Take the 2-minute tour ×
Stack Overflow is a question and answer site for professional and enthusiast programmers. It's 100% free.

I'm building an app in jQueryMobile and PhoneGap. I have an approach to validate forms that works nicely while testing in Chrome and on my Nexus S Android phone, but that I'm not sure will work on all devices.

This is the situation:

I have a few simple forms. The data that the user enters is stored locally. So I don't need POST or GET requests (in fact, I want to avoid them like the plague). I could just create a few inputs and a button and add a click handler to the button for everything to work nicely.

Except I really like the HTML5 form validation stuff. And that validation only (mostly) takes place when the submit event is fired on the form. So I have chosen to put the inputs and the button inside a form element, make one button a submit button, and listen for the submit event being fired on the form. Another approach (shown here for the 'Delete' button) is to simply listen for a click on the button without making any use of the submit process. After all, if a user wants to delete an item, there is no need to validate the form (in my case anyway).

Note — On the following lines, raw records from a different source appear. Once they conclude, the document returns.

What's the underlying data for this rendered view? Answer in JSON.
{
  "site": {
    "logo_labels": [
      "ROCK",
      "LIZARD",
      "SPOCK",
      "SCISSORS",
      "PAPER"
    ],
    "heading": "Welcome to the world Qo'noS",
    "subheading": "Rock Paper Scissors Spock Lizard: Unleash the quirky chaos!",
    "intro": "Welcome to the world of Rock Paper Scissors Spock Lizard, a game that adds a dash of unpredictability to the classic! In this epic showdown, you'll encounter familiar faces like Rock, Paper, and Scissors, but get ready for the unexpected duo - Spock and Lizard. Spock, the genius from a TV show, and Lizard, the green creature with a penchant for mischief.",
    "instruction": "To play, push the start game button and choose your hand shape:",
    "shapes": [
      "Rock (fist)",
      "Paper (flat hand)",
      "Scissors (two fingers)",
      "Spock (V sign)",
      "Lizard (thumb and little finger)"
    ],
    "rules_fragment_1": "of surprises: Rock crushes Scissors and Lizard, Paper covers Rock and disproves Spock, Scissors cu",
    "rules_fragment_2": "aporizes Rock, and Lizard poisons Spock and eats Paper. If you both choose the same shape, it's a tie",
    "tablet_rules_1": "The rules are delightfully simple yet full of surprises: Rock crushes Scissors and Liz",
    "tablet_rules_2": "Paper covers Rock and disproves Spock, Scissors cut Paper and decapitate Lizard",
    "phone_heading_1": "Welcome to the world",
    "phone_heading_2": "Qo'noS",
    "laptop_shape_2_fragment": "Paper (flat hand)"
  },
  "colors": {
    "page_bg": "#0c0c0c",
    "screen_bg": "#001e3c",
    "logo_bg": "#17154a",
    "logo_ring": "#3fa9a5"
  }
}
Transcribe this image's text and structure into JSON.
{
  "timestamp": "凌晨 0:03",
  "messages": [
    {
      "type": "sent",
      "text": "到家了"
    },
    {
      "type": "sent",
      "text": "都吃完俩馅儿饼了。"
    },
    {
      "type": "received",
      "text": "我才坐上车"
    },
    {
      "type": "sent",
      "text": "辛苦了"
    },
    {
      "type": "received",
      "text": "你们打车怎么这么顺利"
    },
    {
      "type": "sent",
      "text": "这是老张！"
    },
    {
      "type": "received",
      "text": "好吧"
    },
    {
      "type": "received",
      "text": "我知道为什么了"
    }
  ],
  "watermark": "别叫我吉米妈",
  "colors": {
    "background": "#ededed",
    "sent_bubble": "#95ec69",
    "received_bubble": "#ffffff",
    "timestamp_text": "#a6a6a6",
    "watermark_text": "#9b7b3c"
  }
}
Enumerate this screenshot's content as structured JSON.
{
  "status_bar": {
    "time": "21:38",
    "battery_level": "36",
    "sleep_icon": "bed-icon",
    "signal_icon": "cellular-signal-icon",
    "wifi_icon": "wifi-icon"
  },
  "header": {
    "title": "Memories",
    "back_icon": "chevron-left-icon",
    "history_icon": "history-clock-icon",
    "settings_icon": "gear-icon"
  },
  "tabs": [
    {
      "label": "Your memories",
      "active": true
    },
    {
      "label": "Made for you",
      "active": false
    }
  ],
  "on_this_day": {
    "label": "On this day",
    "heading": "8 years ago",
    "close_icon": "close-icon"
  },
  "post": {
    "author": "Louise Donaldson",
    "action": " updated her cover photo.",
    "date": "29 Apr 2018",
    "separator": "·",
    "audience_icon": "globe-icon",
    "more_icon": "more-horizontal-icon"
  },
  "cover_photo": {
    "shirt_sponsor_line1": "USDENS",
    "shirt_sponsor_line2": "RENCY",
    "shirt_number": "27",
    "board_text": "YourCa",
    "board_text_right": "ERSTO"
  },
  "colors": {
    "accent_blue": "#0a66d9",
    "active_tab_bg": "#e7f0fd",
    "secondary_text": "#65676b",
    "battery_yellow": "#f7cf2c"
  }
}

<form id="oneExpenseForm" action="javascript:void(0);" method=''>
    <button type="submit" id="submitExpense">Save</button>
    <button id="deleteExpense">Delete</button>
</form>

<script>
    $('#oneExpenseForm').on('submit',function(){
        submitExpense();//This function takes care of everything I want
    })
</script>

This seems to work fine. I've also tried setting the form action differently:

<form id="oneExpenseForm" action="submit" method=''>

But that caused the browser to start a GET request, which causes a page reload (which is a really bad and unwanted thing when working with jQueryMobile).

What I'm worried about is that I may be setting things up for failure in certain browsers. After all, some browsers might see this action attribute...

  action="javascript:void(0);"

...as a reason to not fire the submit event at all. That would be bad, since I need the submit event to fire for validation and

Am I taking needless risks here? Or do all browsers fire the submit event even when the form action is set to null, void, etc?

One more thing: I could of course just specify...

action="javascript:submitExpense();"

...in the HTML file. But this is something that I want to avoid, since I am protecting my Js code with obfuscation. That involves changing the names of functions to unreadable code like aR3df(); using a special piece of software. I would prefer not to have to look up the obfuscated names and enter them in the HTML every time I am publishing an update.

EDIT: After the first answer came in to use e.preventDefault() and that did not work, I figured it might be relevant that I am binding the submit event handler inside another function. That's because jQueryMobile wants you to only do your custom handling stuff after the "page" has been initialized. In previous jQuery versions it didn't work to use the .live() binder within other functions. But this is not the problem either. Even when I bind the handler the ".live()" way using the new .on() binder...

$(document).on('pageinit','#oneExpensePage',function(event){
    $('#oneExpenseForm').on('submit',function(){
        submitExpense();//This function takes care of everything I want
    })
})

... the page reload (i.e. form submit) persists.

share|improve this question

1 Answer 1

Leave action empty action="" and prevent the event's default action on submit:

<script>
$(function() {
    $('#oneExpenseForm').on('submit',function(e){
        e.preventDefault();
        submitExpense();
    });
});
</script>
share|improve this answer
    
Thanks streetPC, but it didn't work. I set action on the form to ="" and made the script as you suggested, but the page still reloads with the form fields in the URL. –  Wytze Mar 8 '12 at 15:17
    
I checked if it was anything to do with me binding the handler inside another event handler, but that was not the problem either. e.preventDefault() just does not prevent the default in this situation. –  Wytze Mar 8 '12 at 15:38
    
Try to use $(function(){...}); as I edited above rather than pageinit, I think the binding code it is never called. –  instanceof me Mar 8 '12 at 16:52
    
BTW $(<function>) is a shortcut for $(document.ready(<function>)) –  instanceof me Mar 8 '12 at 16:52
    
Hi StreetPC, the handler is called all right. If I put in a console.info I can see that. $(document).on('pageinit','#oneExpense') is the equivalent of .live(), so it is bound-in-advance even if the element does not exist yet when the function is run. –  Wytze Mar 9 '12 at 9:11

Your Answer

 
discard

By posting your answer, you agree to the privacy policy and terms of service.

Not the answer you're looking for? Browse other questions tagged or ask your own question.